In oceanography, the symbol $\rho_\theta$ is used to denote potential density, with the reference pressure $P_0$ taken to be the pressure at the ocean surface. The corresponding potential density anomaly is denoted by $\sigma_\theta = \rho_\theta - 1000$ kg/m3. Because the compressibility of seawater varies with salinity and temperature, the reference pressure must chosen to be near the actual pressure to keep the definition of potential density dynamically meaningful. Reference pressures are often chosen as a whole multiple of 100 bar; for water near a pressure of 400 bar (40 MPa), say, the reference pressure 400 bar would be used, and the potential density anomaly symbol would be written $\sigma_4$. Using these reference pressures can be defined the potential density surfaces, used in the analyses of ocean data and to construct models of the ocean current.
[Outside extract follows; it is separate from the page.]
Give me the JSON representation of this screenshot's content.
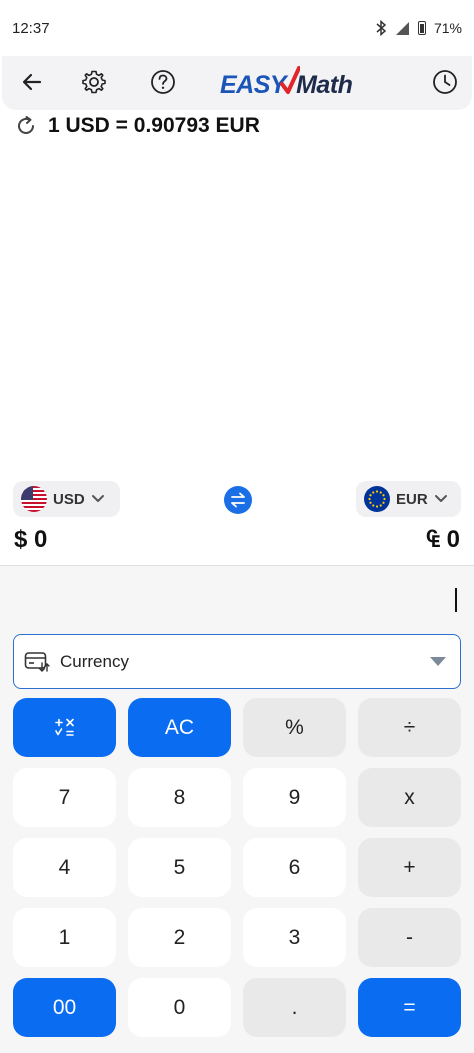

Neutral density surfaces, defined using another variable called neutral density ($\gamma^n$), can be considered the continuous analog of these potential density surfaces.

Potential density adjusts for the effect of compression in two ways:

• The effect of a parcel's change in volume due to a change in pressure (as pressure increases, volume decreases).
• The effect of the parcel's change in temperature due to adiabatic change in pressure (as pressure increases, temperature increases).

A parcel's density may be calculated from an equation of state:

$\rho = \rho(P,T,S_1,S_2,...)$

where $T$ is temperature, $P$ is pressure and $S_n$ are other tracers that affect density (e.g. salinity of seawater). The potential density would then be calculated as:

$\rho_\theta = \rho(P_0,\theta,S_1,S_2,...)$

where $\theta$ is the potential temperature of the fluid parcel for the same reference pressure $P_0$.